Looking to Add More Horror to Your Day? Great Jones Street Short Fiction Now Featured on Medium!
With short fiction experiencing a revival, the Great Jones Street (GJS) short fiction app and Medium are teaming up to make premium short fiction, including horror, sci-fi, and fantasy, available daily to readers. Sound like something you might want to add to your daily routine?

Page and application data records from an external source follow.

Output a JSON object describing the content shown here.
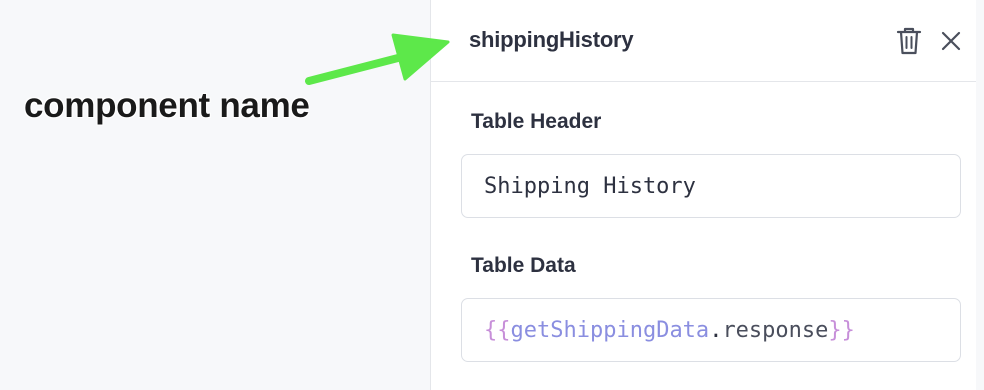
{
  "panel": {
    "component_name": "shippingHistory",
    "icons": {
      "delete": "trash-icon",
      "close": "close-icon"
    }
  },
  "fields": {
    "table_header": {
      "label": "Table Header",
      "value": "Shipping History"
    },
    "table_data": {
      "label": "Table Data",
      "open_braces": "{{",
      "variable": "getShippingData",
      "dot": ".",
      "property": "response",
      "close_braces": "}}"
    }
  },
  "annotation": {
    "text": "component name",
    "arrow_color": "#5de84a"
  },
  "colors": {
    "brace": "#c78fd9",
    "variable": "#8a8ee0",
    "text": "#2d3140",
    "border": "#dcdfe5"
  }
}
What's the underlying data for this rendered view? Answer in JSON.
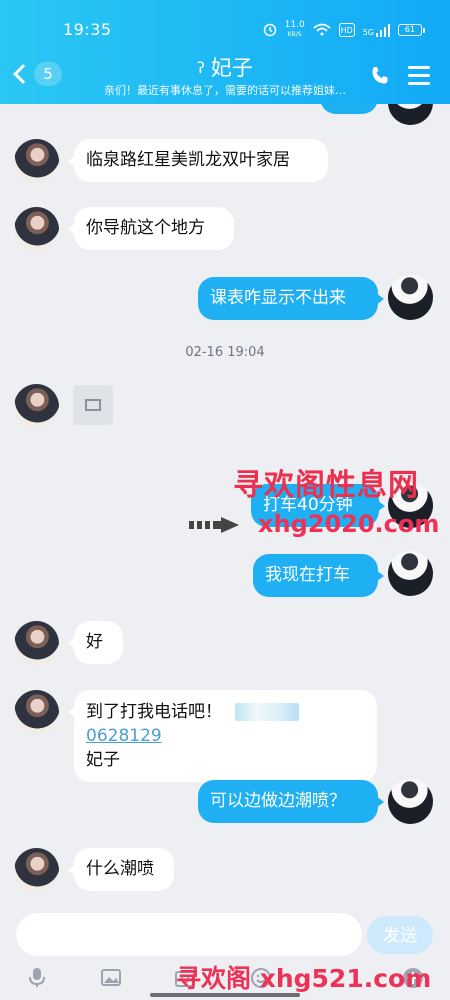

Then read on for the details!
From the Press Release:
The Great Jones Street (GJS) short fiction app and Medium, the online publishing platform founded by Twitter co-founder Ev Williams, have agreed to make premium short fiction by some of today’s most talented and prolific writers from GJS available on Medium.
Each day a new GJS story, or a chapter from the historical fiction serial “Reversing the River” by Leslie Pietrzyk, will be featured on Medium’s homepage as Lit from Great Jones Street and will be included in Medium’s lit, science fiction and fantasy, horror, and crime collections. Medium will also curate the stories based on its readers’ choices of topics and interests, matching the right story to readers most likely to enjoy them.
Audio versions of the Great Jones Street stories, read by their authors, will soon be available to Medium subscribers via the Medium Play List.
Offering perfect bite-sized entertainment and a welcome break in today’s fast-paced world, Great Jones Street is the largest annual purchaser of short fiction. The app curates thousands of stories in every genre for fans to read, listen to, or stream in 5-, 10-, or 15+-minute bursts – satiating appetites for premium fiction, beautiful aesthetics, audio from writers, and a community of writers and readers.
“Thousands of people use Medium to share what they are thinking about – basically to tell their story,” said Kelly Abbott, co-founder and CEO of Great Jones Street. “The creative writers we publish on Great Jones Street are doing the same, providing their perspectives through their chosen medium – short fiction. There’s a natural marriage between non-fiction and fiction in communicating what matters to all of us – love, family, hope, our shared aspirations and challenges, and our basic human need to communicate through stories.”